This is to study the effect of replacing testosterone on different inflammatory cells in
type 2 diabetics with low testosterone levels.
Safety Study of Transdermal Testosterone for Low Libido in Pre and Postmenopausal Women [Completed]
Female sexual dysfunction (FSD) is an established side effect of Selective serotonin
reuptake inhibitors (SSRIs) and serotonin noradrenalin reuptake inhibitors (SNRIs), causing
symptoms such as loss of libido, arousal difficulties, or delayed orgasm or anorgasmia.
Efficacy of testosterone therapy for the treatment of hypoactive sexual desire disorder
(HSDD) in women has been demonstrated in studies including naturally and surgically
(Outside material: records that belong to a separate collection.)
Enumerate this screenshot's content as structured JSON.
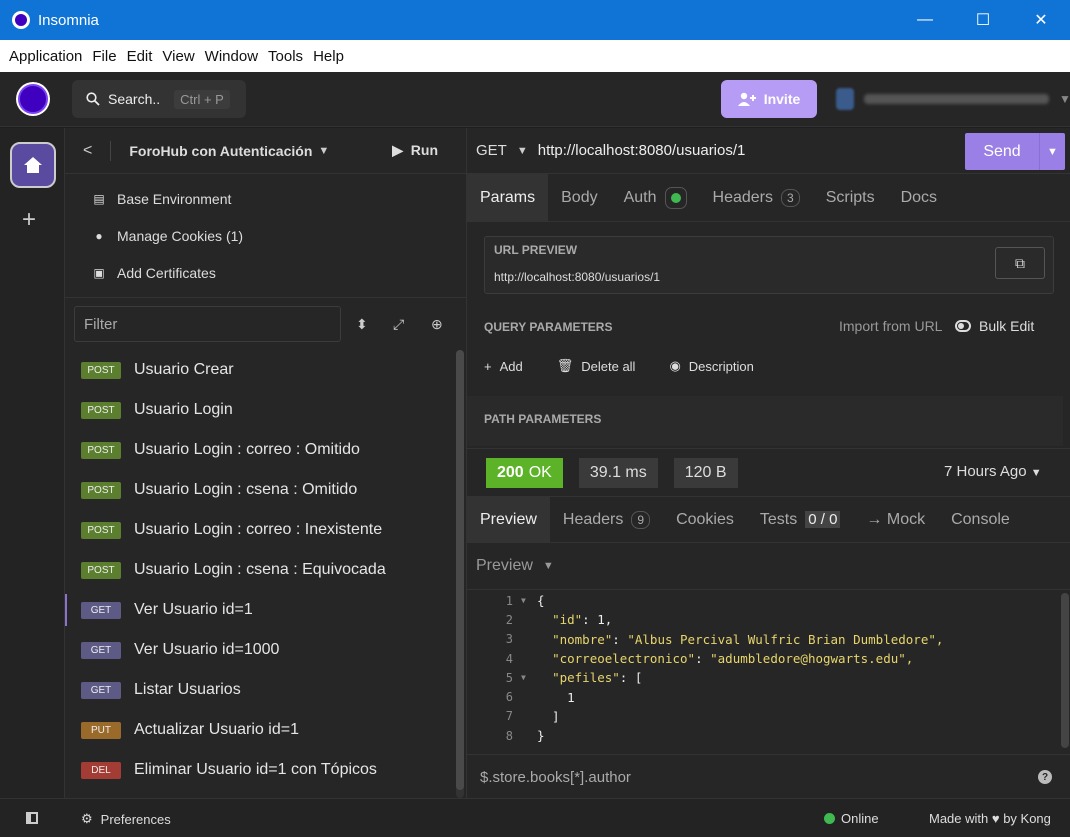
{
  "window": {
    "title": "Insomnia",
    "minimize": "—",
    "maximize": "☐",
    "close": "✕"
  },
  "menu": [
    "Application",
    "File",
    "Edit",
    "View",
    "Window",
    "Tools",
    "Help"
  ],
  "header": {
    "search_label": "Search..",
    "search_shortcut": "Ctrl + P",
    "invite_label": "Invite"
  },
  "sidebar": {
    "project": "ForoHub con Autenticación",
    "run_label": "Run",
    "links": [
      "Base Environment",
      "Manage Cookies (1)",
      "Add Certificates"
    ],
    "filter_placeholder": "Filter",
    "requests": [
      {
        "method": "POST",
        "name": "Usuario Crear"
      },
      {
        "method": "POST",
        "name": "Usuario Login"
      },
      {
        "method": "POST",
        "name": "Usuario Login : correo : Omitido"
      },
      {
        "method": "POST",
        "name": "Usuario Login : csena : Omitido"
      },
      {
        "method": "POST",
        "name": "Usuario Login : correo : Inexistente"
      },
      {
        "method": "POST",
        "name": "Usuario Login : csena : Equivocada"
      },
      {
        "method": "GET",
        "name": "Ver Usuario id=1"
      },
      {
        "method": "GET",
        "name": "Ver Usuario id=1000"
      },
      {
        "method": "GET",
        "name": "Listar Usuarios"
      },
      {
        "method": "PUT",
        "name": "Actualizar Usuario id=1"
      },
      {
        "method": "DEL",
        "name": "Eliminar Usuario id=1 con Tópicos"
      }
    ]
  },
  "request": {
    "method": "GET",
    "url": "http://localhost:8080/usuarios/1",
    "send_label": "Send",
    "tabs": {
      "params": "Params",
      "body": "Body",
      "auth": "Auth",
      "headers": "Headers",
      "headers_count": "3",
      "scripts": "Scripts",
      "docs": "Docs"
    },
    "url_preview_label": "URL PREVIEW",
    "url_preview": "http://localhost:8080/usuarios/1",
    "query_params_label": "QUERY PARAMETERS",
    "import_from_url": "Import from URL",
    "bulk_edit": "Bulk Edit",
    "add": "Add",
    "delete_all": "Delete all",
    "description": "Description",
    "path_params_label": "PATH PARAMETERS"
  },
  "response": {
    "status_code": "200",
    "status_text": "OK",
    "time": "39.1 ms",
    "size": "120 B",
    "ago": "7 Hours Ago",
    "tabs": {
      "preview": "Preview",
      "headers": "Headers",
      "headers_count": "9",
      "cookies": "Cookies",
      "tests": "Tests",
      "tests_count": "0 / 0",
      "mock": "→ Mock",
      "console": "Console"
    },
    "preview_mode": "Preview",
    "body_lines": [
      {
        "n": "1",
        "text": "{"
      },
      {
        "n": "2",
        "key": "\"id\"",
        "val": " 1,"
      },
      {
        "n": "3",
        "key": "\"nombre\"",
        "val": " \"Albus Percival Wulfric Brian Dumbledore\","
      },
      {
        "n": "4",
        "key": "\"correoelectronico\"",
        "val": " \"adumbledore@hogwarts.edu\","
      },
      {
        "n": "5",
        "key": "\"pefiles\"",
        "val": " ["
      },
      {
        "n": "6",
        "text": "    1"
      },
      {
        "n": "7",
        "text": "  ]"
      },
      {
        "n": "8",
        "text": "}"
      }
    ],
    "jsonpath_placeholder": "$.store.books[*].author"
  },
  "statusbar": {
    "preferences": "Preferences",
    "online": "Online",
    "made_with": "Made with ♥ by Kong"
  },
  "colors": {
    "accent": "#9a7fe6",
    "ok": "#5cb328",
    "post": "#5b7f2f",
    "get": "#5e5a86",
    "put": "#9a6a2a",
    "del": "#a33c35"
  }
}
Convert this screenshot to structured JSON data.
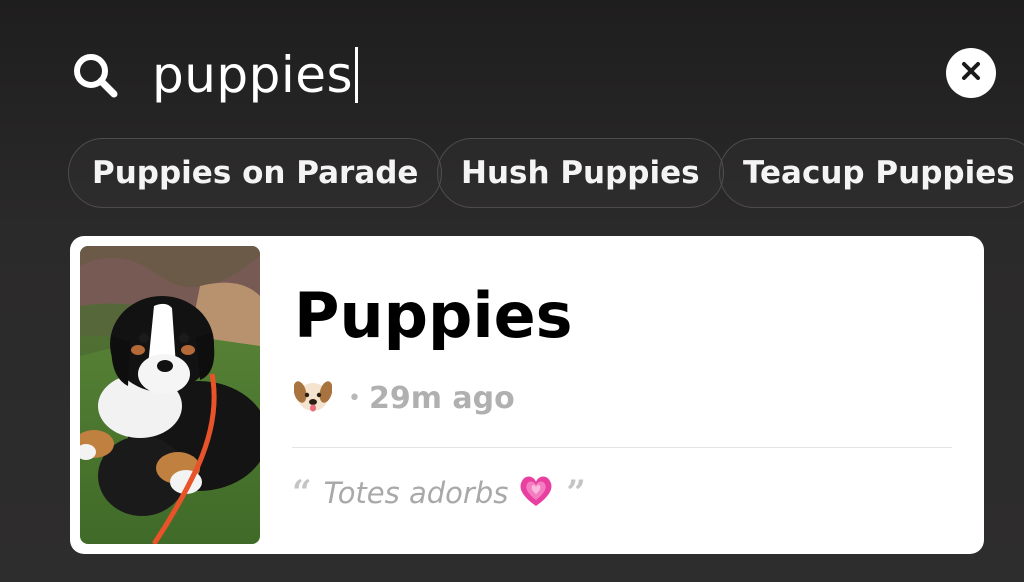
{
  "search": {
    "query": "puppies",
    "icon": "search-icon",
    "clear_icon": "close-icon"
  },
  "suggestions": [
    {
      "label": "Puppies on Parade"
    },
    {
      "label": "Hush Puppies"
    },
    {
      "label": "Teacup Puppies"
    }
  ],
  "result": {
    "title": "Puppies",
    "emoji_icon": "dog-face-icon",
    "time_ago": "29m ago",
    "quote_open": "“",
    "quote": "Totes adorbs",
    "heart_icon": "growing-heart-icon",
    "quote_close": "”"
  },
  "colors": {
    "background": "#2b2a2a",
    "card": "#ffffff",
    "chip_border": "#4d4c4c",
    "muted_text": "#b0b0b0",
    "heart": "#e83fa0"
  }
}
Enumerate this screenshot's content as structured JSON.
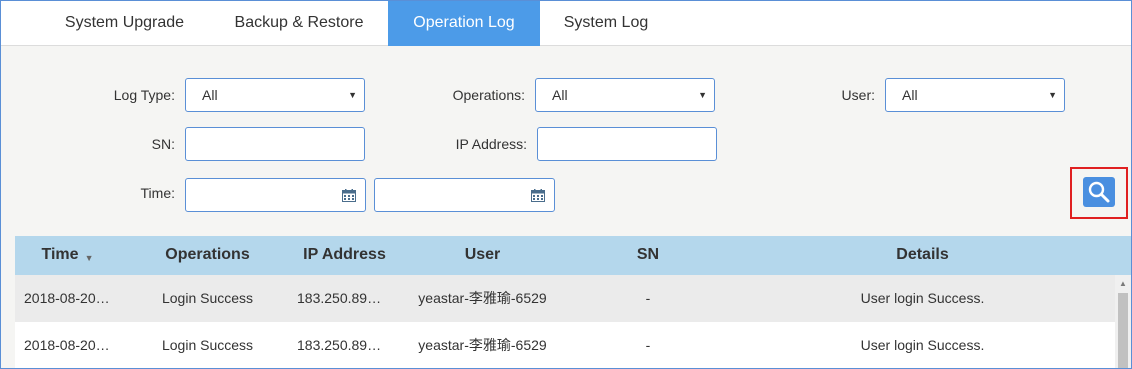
{
  "tabs": [
    {
      "label": "System Upgrade",
      "active": false
    },
    {
      "label": "Backup & Restore",
      "active": false
    },
    {
      "label": "Operation Log",
      "active": true
    },
    {
      "label": "System Log",
      "active": false
    }
  ],
  "filters": {
    "log_type": {
      "label": "Log Type:",
      "value": "All"
    },
    "operations": {
      "label": "Operations:",
      "value": "All"
    },
    "user": {
      "label": "User:",
      "value": "All"
    },
    "sn": {
      "label": "SN:",
      "value": ""
    },
    "ip_address": {
      "label": "IP Address:",
      "value": ""
    },
    "time": {
      "label": "Time:",
      "start": "",
      "end": ""
    }
  },
  "search_icon": "search-icon",
  "table": {
    "columns": [
      "Time",
      "Operations",
      "IP Address",
      "User",
      "SN",
      "Details"
    ],
    "sorted_column": "Time",
    "rows": [
      {
        "time": "2018-08-20…",
        "operations": "Login Success",
        "ip": "183.250.89…",
        "user": "yeastar-李雅瑜-6529",
        "sn": "-",
        "details": "User login Success."
      },
      {
        "time": "2018-08-20…",
        "operations": "Login Success",
        "ip": "183.250.89…",
        "user": "yeastar-李雅瑜-6529",
        "sn": "-",
        "details": "User login Success."
      }
    ]
  },
  "colors": {
    "accent": "#4c9be8",
    "table_header": "#b4d7ec",
    "highlight": "#e02020"
  }
}
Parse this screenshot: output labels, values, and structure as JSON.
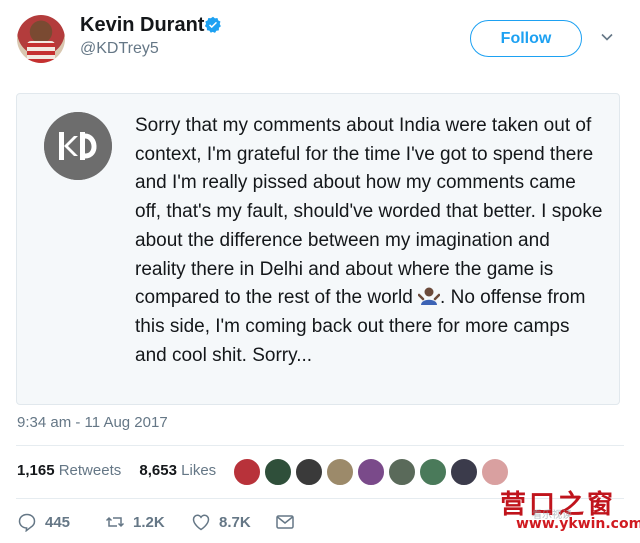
{
  "header": {
    "display_name": "Kevin Durant",
    "handle": "@KDTrey5",
    "follow_label": "Follow",
    "verified": true
  },
  "tweet": {
    "text_before_emoji": "Sorry that my comments about India were taken out of context, I'm grateful for the time I've got to spend there and I'm really pissed about how my comments came off, that's my fault, should've worded that better. I spoke about the difference between my imagination and reality there in Delhi and about where the game is compared to the rest of the world ",
    "emoji": "shrug-emoji",
    "text_after_emoji": ". No offense from this side, I'm coming back out there for more camps and cool shit. Sorry...",
    "timestamp": "9:34 am - 11 Aug 2017"
  },
  "stats": {
    "retweets_count": "1,165",
    "retweets_label": "Retweets",
    "likes_count": "8,653",
    "likes_label": "Likes"
  },
  "likers": [
    {
      "color": "#b8323a"
    },
    {
      "color": "#2f4f3a"
    },
    {
      "color": "#3a3a3a"
    },
    {
      "color": "#9c8a6a"
    },
    {
      "color": "#7a4a8a"
    },
    {
      "color": "#5a6a5a"
    },
    {
      "color": "#4a7a5a"
    },
    {
      "color": "#3b3b4b"
    },
    {
      "color": "#d9a0a0"
    }
  ],
  "actions": {
    "replies": "445",
    "retweets": "1.2K",
    "likes": "8.7K"
  },
  "watermark": {
    "chinese": "营口之窗",
    "url": "www.ykwin.com",
    "sub": "看乐视读"
  },
  "colors": {
    "accent": "#1da1f2",
    "muted": "#657786",
    "text": "#14171a",
    "card_bg": "#f5f8fa"
  }
}
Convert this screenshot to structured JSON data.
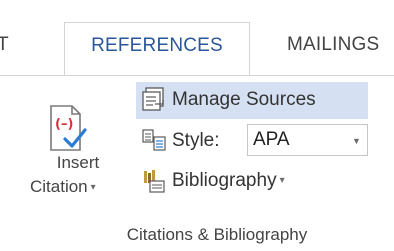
{
  "tabs": [
    {
      "label": "T"
    },
    {
      "label": "REFERENCES"
    },
    {
      "label": "MAILINGS"
    }
  ],
  "accent_color": "#2b579a",
  "hover_color": "#d5e1f2",
  "insert_citation": {
    "line1": "Insert",
    "line2": "Citation",
    "caret": "▾",
    "icon": "insert-citation-icon"
  },
  "manage_sources": {
    "label": "Manage Sources",
    "icon": "manage-sources-icon"
  },
  "style": {
    "label": "Style:",
    "value": "APA",
    "caret": "▼",
    "icon": "style-icon"
  },
  "bibliography": {
    "label": "Bibliography",
    "caret": "▾",
    "icon": "bibliography-icon"
  },
  "group": {
    "label": "Citations & Bibliography"
  }
}
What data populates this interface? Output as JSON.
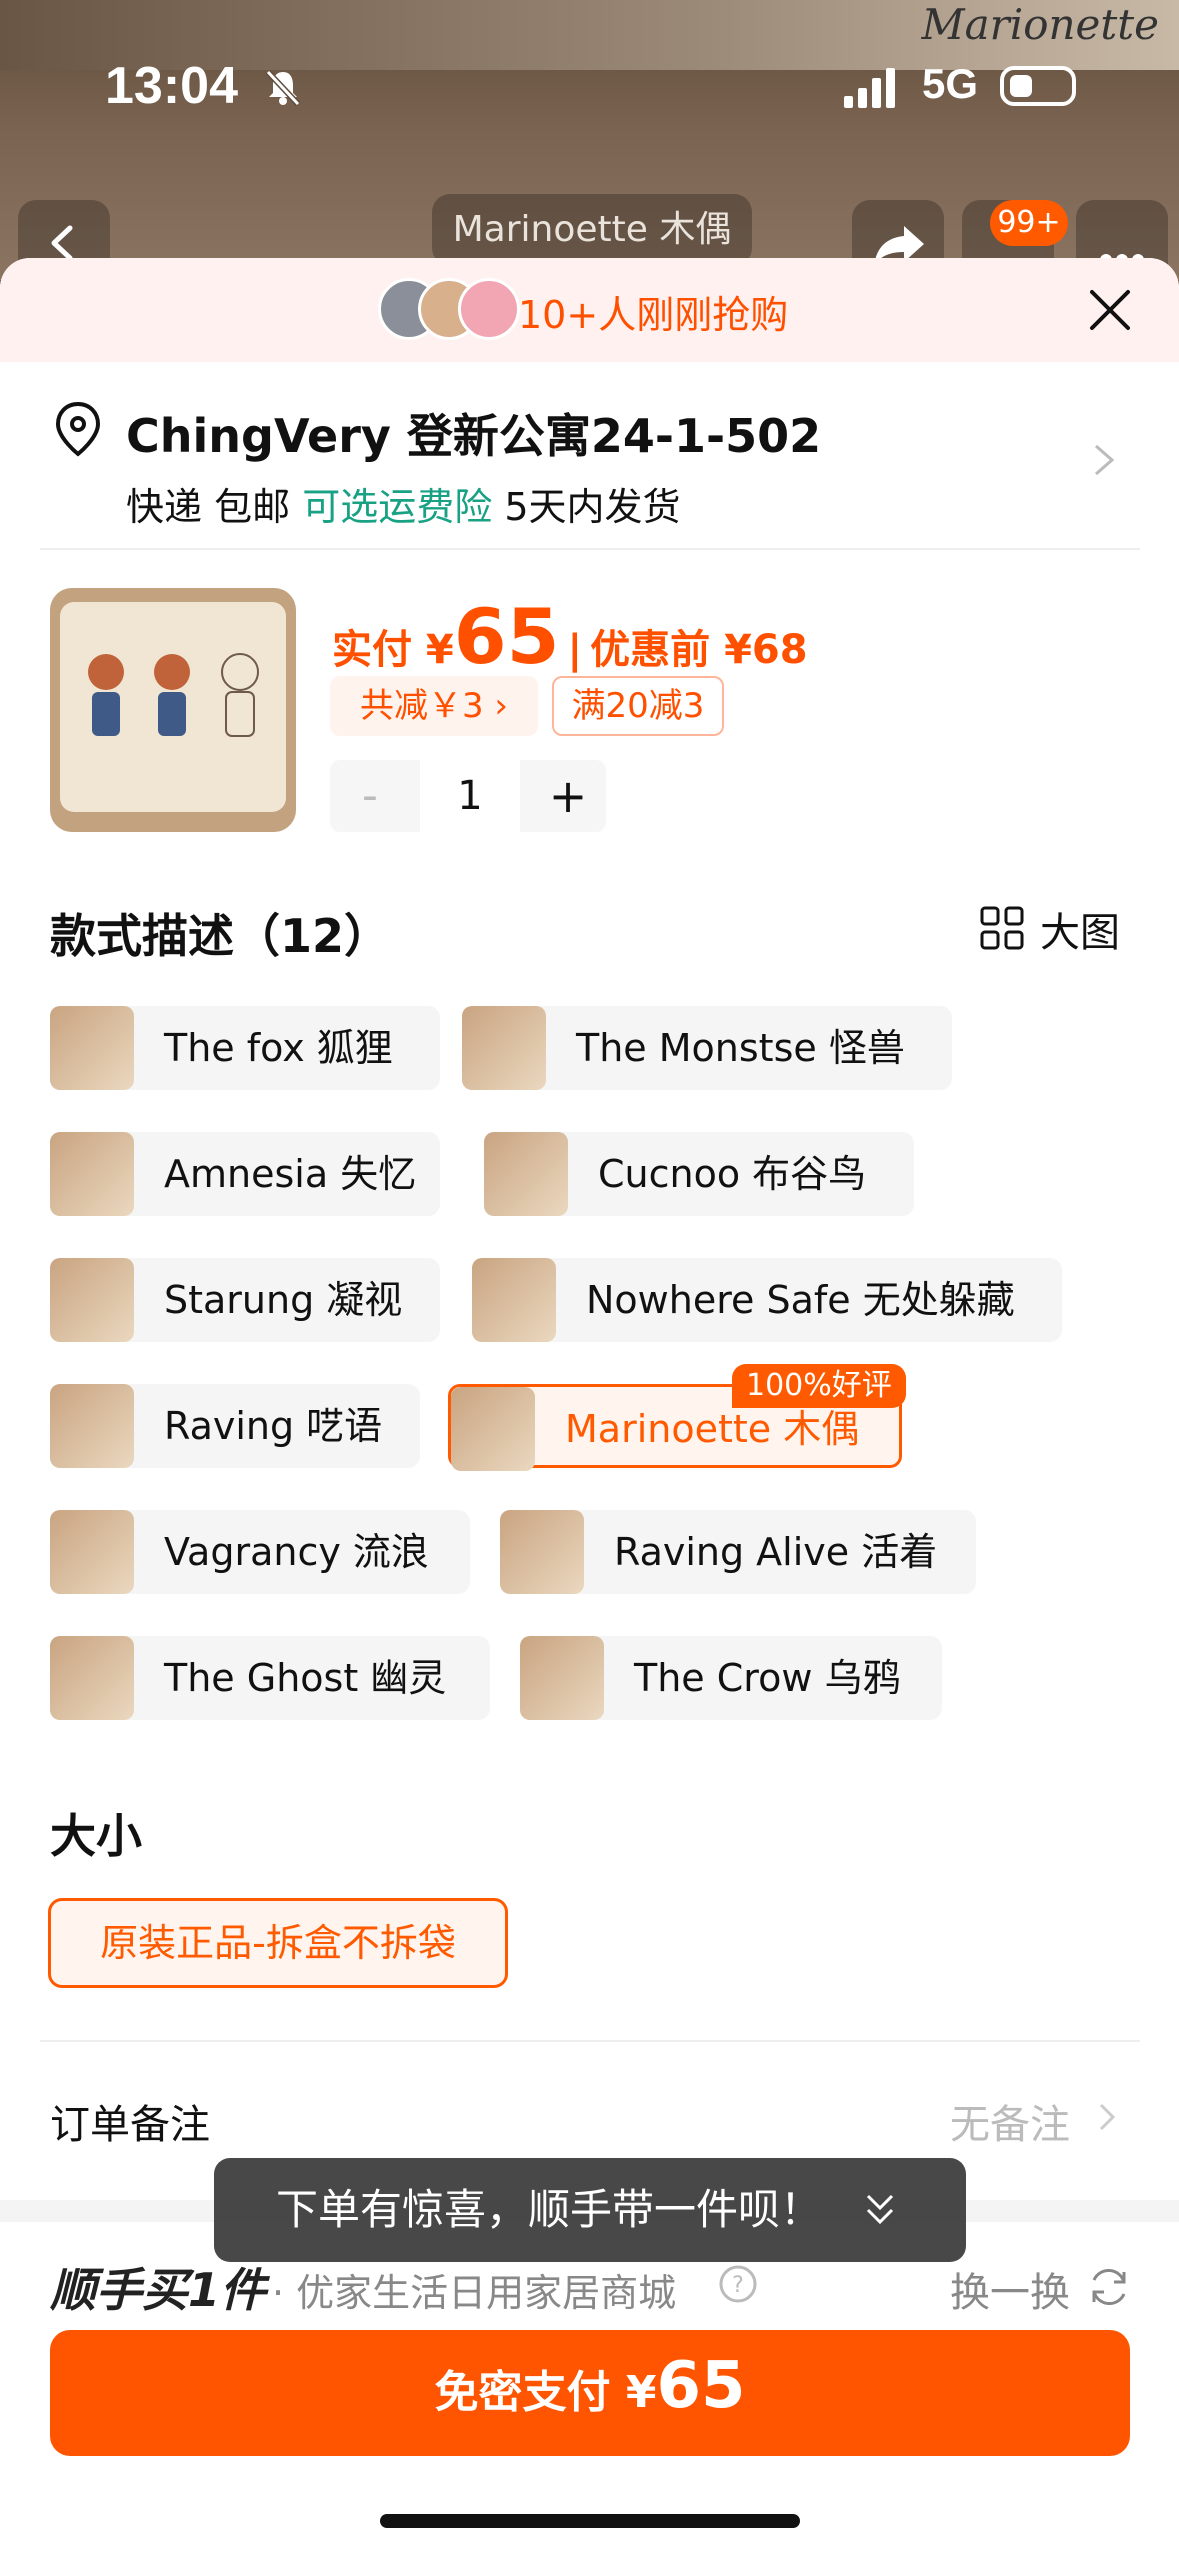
{
  "status_bar": {
    "time": "13:04",
    "network": "5G"
  },
  "brand_text": "Marionette",
  "nav": {
    "title": "Marinoette 木偶",
    "cart_badge": "99+"
  },
  "promo": {
    "text": "10+人刚刚抢购"
  },
  "address": {
    "line": "ChingVery 登新公寓24-1-502",
    "ship_method": "快递",
    "ship_free": "包邮",
    "ship_insurance": "可选运费险",
    "ship_time": "5天内发货"
  },
  "price": {
    "paid_label": "实付 ¥",
    "paid_amount": "65",
    "sep": "|",
    "before_label": "优惠前 ¥68",
    "discount_chip": "共减￥3 ›",
    "full_reduce_chip": "满20减3"
  },
  "quantity": {
    "minus": "-",
    "value": "1",
    "plus": "+"
  },
  "style_section": {
    "title": "款式描述（12）",
    "big_view": "大图",
    "options": [
      {
        "label": "The fox 狐狸"
      },
      {
        "label": "The Monstse 怪兽"
      },
      {
        "label": "Amnesia 失忆"
      },
      {
        "label": "Cucnoo 布谷鸟"
      },
      {
        "label": "Starung 凝视"
      },
      {
        "label": "Nowhere Safe 无处躲藏"
      },
      {
        "label": "Raving 呓语"
      },
      {
        "label": "Marinoette 木偶"
      },
      {
        "label": "Vagrancy 流浪"
      },
      {
        "label": "Raving Alive 活着"
      },
      {
        "label": "The Ghost 幽灵"
      },
      {
        "label": "The Crow 乌鸦"
      }
    ],
    "selected_badge": "100%好评"
  },
  "size_section": {
    "title": "大小",
    "option": "原装正品-拆盒不拆袋"
  },
  "note": {
    "label": "订单备注",
    "value": "无备注"
  },
  "toast": {
    "prefix": "下单有惊喜，",
    "highlight": "顺手带一件呗！"
  },
  "addon": {
    "title": "顺手买1件",
    "subtitle": "· 优家生活日用家居商城",
    "swap": "换一换"
  },
  "pay": {
    "label": "免密支付 ¥",
    "amount": "65"
  },
  "colors": {
    "accent": "#ff5500",
    "green": "#18a183"
  }
}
menopausal women, either alone or in combination with estrogen, with or without progestin
TRADE-Testosterone Replacement and Dutasteride Effectiveness [Completed]
The purpose of this research study is to determine whether the combination of the male
hormone testosterone [T] in gel form and the oral drug dutasteride [D], used to shrink large
prostate glands can safely reduce the size of the prostate gland and symptoms of prostate
enlargement (called benign prostatic hyperplasia [BPH]) compared to T treatment alone in men
with low testosterone (called hypogonadism).
Pharmacokinetic Study of Testosterone Enanthate [Completed]
Anabolic and Inflammatory Responses to Short-Term Testosterone Administration in Older Men [Recruiting]
Skeletal muscle loss is a common consequence of aging and in some individuals reaches a
level that compromises health and quality of life. Age-associated increases in cytokine and
inflammatory signaling may be important contributors to this process. In this project the
investigators will test the hypotheses that 1) testosterone will inhibit cytokine and
inflammatory signaling in skeletal muscles of older adults and 2) will augment the anabolic
response to increased skeletal muscle activity. The investigators will also assess the
practical question of whether testosterone injection and gel application elicit similar
responses. Resistance exercise will be used as a means of stimulating both inflammatory and
anabolic responses in skeletal muscle. In order to assess the effects of testosterone on
these responses, fourteen subjects will perform resistance exercise on two occasions
separated by 7 days. The first session will be performed prior to the initiation of
testosterone therapy and the second session will be performed after receiving testosterone
for 7 days.
Page last updated: 2011-12-09